Word for word, output every line of the material below, minus pictures.

*** Opening EXERCISE MATERIALS ***

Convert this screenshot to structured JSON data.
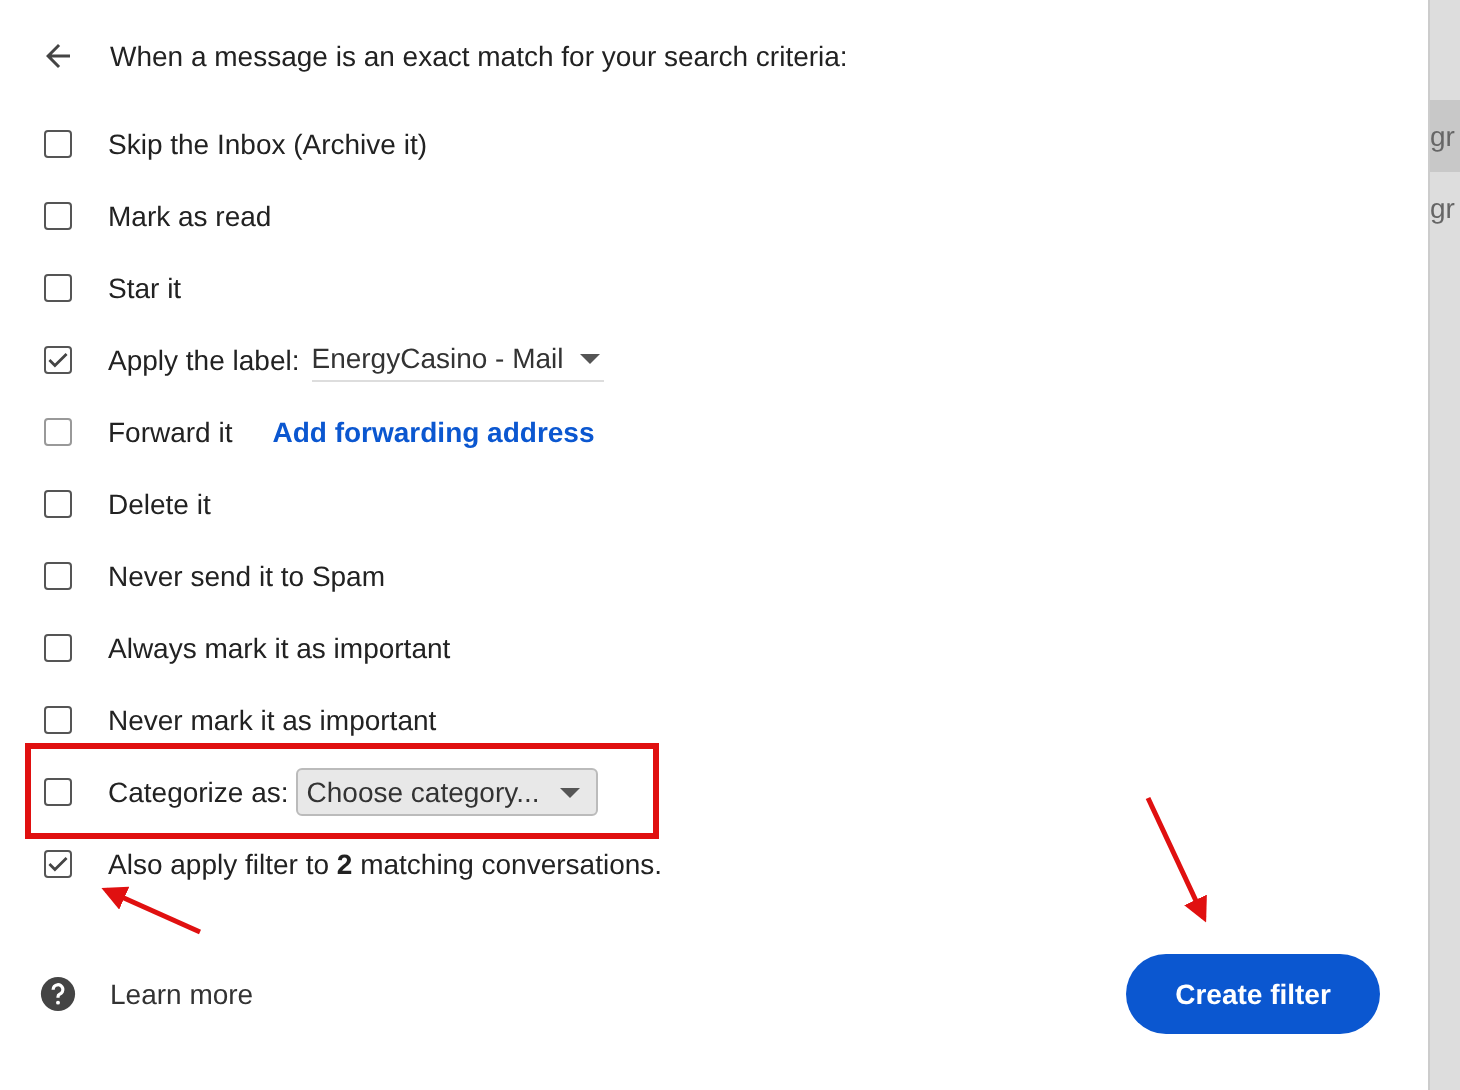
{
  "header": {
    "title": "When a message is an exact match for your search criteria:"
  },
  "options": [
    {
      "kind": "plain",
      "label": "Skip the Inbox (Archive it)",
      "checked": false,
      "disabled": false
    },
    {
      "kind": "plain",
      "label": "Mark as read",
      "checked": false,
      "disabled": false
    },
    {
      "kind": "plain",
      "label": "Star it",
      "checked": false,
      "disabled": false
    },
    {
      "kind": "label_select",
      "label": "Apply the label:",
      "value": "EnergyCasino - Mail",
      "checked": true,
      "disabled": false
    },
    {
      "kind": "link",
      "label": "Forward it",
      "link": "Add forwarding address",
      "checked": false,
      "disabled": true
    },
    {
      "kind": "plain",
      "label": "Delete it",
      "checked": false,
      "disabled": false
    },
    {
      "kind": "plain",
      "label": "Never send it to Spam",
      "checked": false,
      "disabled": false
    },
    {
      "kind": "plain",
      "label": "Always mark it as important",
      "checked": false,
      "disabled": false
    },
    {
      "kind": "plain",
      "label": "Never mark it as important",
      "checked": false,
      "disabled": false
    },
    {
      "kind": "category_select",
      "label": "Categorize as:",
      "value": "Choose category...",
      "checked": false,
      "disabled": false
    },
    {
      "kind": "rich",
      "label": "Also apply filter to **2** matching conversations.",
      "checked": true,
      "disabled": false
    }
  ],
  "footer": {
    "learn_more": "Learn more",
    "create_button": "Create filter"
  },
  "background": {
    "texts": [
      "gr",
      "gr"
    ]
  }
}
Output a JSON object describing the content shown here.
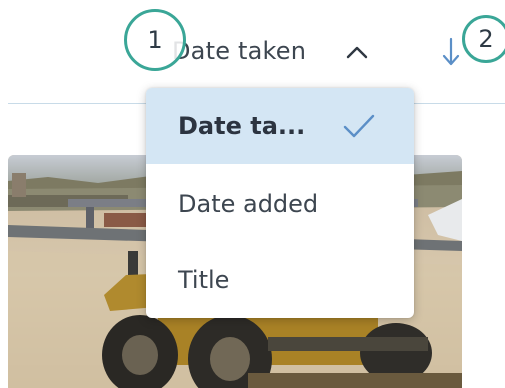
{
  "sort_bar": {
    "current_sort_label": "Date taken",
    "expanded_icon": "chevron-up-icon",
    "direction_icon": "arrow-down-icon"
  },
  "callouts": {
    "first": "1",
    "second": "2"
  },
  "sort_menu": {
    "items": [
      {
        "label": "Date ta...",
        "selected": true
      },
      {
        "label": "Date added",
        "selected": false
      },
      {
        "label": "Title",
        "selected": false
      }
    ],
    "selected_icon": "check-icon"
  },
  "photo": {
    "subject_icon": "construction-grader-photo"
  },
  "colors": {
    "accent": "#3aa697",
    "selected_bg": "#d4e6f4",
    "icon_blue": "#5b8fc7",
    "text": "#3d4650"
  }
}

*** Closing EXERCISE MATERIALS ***

## EXERCISE SOLUTION
Convert this screenshot to structured JSON data.
{
  "header": {
    "title": "When a message is an exact match for your search criteria:"
  },
  "options": [
    {
      "kind": "plain",
      "label": "Skip the Inbox (Archive it)",
      "checked": false,
      "disabled": false
    },
    {
      "kind": "plain",
      "label": "Mark as read",
      "checked": false,
      "disabled": false
    },
    {
      "kind": "plain",
      "label": "Star it",
      "checked": false,
      "disabled": false
    },
    {
      "kind": "label_select",
      "label": "Apply the label:",
      "value": "EnergyCasino - Mail",
      "checked": true,
      "disabled": false
    },
    {
      "kind": "link",
      "label": "Forward it",
      "link": "Add forwarding address",
      "checked": false,
      "disabled": true
    },
    {
      "kind": "plain",
      "label": "Delete it",
      "checked": false,
      "disabled": false
    },
    {
      "kind": "plain",
      "label": "Never send it to Spam",
      "checked": false,
      "disabled": false
    },
    {
      "kind": "plain",
      "label": "Always mark it as important",
      "checked": false,
      "disabled": false
    },
    {
      "kind": "plain",
      "label": "Never mark it as important",
      "checked": false,
      "disabled": false
    },
    {
      "kind": "category_select",
      "label": "Categorize as:",
      "value": "Choose category...",
      "checked": false,
      "disabled": false
    },
    {
      "kind": "rich",
      "label": "Also apply filter to **2** matching conversations.",
      "checked": true,
      "disabled": false
    }
  ],
  "footer": {
    "learn_more": "Learn more",
    "create_button": "Create filter"
  },
  "background": {
    "texts": [
      "gr",
      "gr"
    ]
  }
}
Output a JSON object describing the content shown here.
{
  "sort_bar": {
    "current_sort_label": "Date taken",
    "expanded_icon": "chevron-up-icon",
    "direction_icon": "arrow-down-icon"
  },
  "callouts": {
    "first": "1",
    "second": "2"
  },
  "sort_menu": {
    "items": [
      {
        "label": "Date ta...",
        "selected": true
      },
      {
        "label": "Date added",
        "selected": false
      },
      {
        "label": "Title",
        "selected": false
      }
    ],
    "selected_icon": "check-icon"
  },
  "photo": {
    "subject_icon": "construction-grader-photo"
  },
  "colors": {
    "accent": "#3aa697",
    "selected_bg": "#d4e6f4",
    "icon_blue": "#5b8fc7",
    "text": "#3d4650"
  }
}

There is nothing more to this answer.